  7. 7. 3/30/2010 Privacy & the techno-legal time gap BSA covers broadcasting Press Council covers newspapers & magazines Privacy Commission cannot regulate the “news media” No on regulates privacy breaches via the Internet Solution…another dialectic We wonder whether there may be merit in amending the So would definition of “news medium” in the Privacy Act to resolve this not be “news media”? dilemma, perhaps by providing that online publications which How many ways does are not subject to any other regulator are not “news media” this not make sense? and thus are subject to the Privacy Commissioner’s What alternatives are jurisdiction. (Law Commission, there? 2010, p.77) Is the Internet really free? Covert filming Media will have some defences which allow covert filming of “interior of a dwelling”: it is a place of work or business to protect health & safety expose the commission of an offence Cannot trespass, or break-in to install surveillance devices 7
  8. 8. 3/30/2010 Privacy and celebrity Celebs live from the exposure they get Media makes money from the exposure too "I'd be lying if I said I hadn't read it What level of privacy or watched the television and the news. I've seen it, but I understand exists in the collision that you guys [media] have a job to do and me being a professional between their world athlete, it's not just about what I do on the field, it's off the field as well. and ours? Michael Clarke, NZ Herald 20-3-10 The Hosking tort tort Wrongful act, other than a breach of contract, that injures another and for which the law permits a civil (noncriminal) action to be brought.
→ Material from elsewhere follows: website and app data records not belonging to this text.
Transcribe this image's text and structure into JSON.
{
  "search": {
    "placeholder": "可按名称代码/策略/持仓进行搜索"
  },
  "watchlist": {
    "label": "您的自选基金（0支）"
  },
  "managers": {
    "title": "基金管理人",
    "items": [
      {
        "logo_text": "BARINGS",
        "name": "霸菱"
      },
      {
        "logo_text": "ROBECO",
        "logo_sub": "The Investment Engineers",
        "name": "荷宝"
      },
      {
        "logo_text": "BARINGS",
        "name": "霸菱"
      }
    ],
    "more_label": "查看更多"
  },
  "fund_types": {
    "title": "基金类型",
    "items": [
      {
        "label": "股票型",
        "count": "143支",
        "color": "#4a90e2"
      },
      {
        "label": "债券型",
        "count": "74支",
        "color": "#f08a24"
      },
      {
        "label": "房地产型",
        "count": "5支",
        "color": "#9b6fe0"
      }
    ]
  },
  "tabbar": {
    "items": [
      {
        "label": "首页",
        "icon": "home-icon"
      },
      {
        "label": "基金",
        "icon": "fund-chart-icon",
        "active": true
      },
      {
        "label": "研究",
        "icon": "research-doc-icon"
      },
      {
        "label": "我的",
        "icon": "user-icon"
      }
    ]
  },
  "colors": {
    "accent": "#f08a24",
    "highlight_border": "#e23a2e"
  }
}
Relief may be obtained in the form of damages or an injunction. Defence: “legitimate public concern” protects media against accusations of unwarranted intrusion into personal matters [Burrows & Cheer 2005, p.247++] Secrets and lies It can be argued,(too,)that lying and secrecy are basic to any government; that it is only human nature for political leaders to tend to conceal the truth, hide their mistakes or wrongdoing, and mislead the public. That easy rationale is not acceptable, however, in a democracy, which depends upon an informed public. David Wise, The politics of lying (1973) p.24 8
  9. 9. 3/30/2010 Rights to official information Official Information is any information held by the Government There are two Acts that govern access to official information: the Official Information Act 1982; and the Local Government Official Information and Meetings Act 1987. The purpose of the law is to: increase the availability of official information to promote more effective public participation in the making and administration of laws and policies; Homework Reading BSA review of privacy decisions Law Commission report, Ch6 (Tutorial worksheets) Burrows and Cheer Media Law in New Zealand excerpt on Hosking decision (e.reserve) Price, Chs 5, 15, 20 Official Information Act – guidelines (online) 9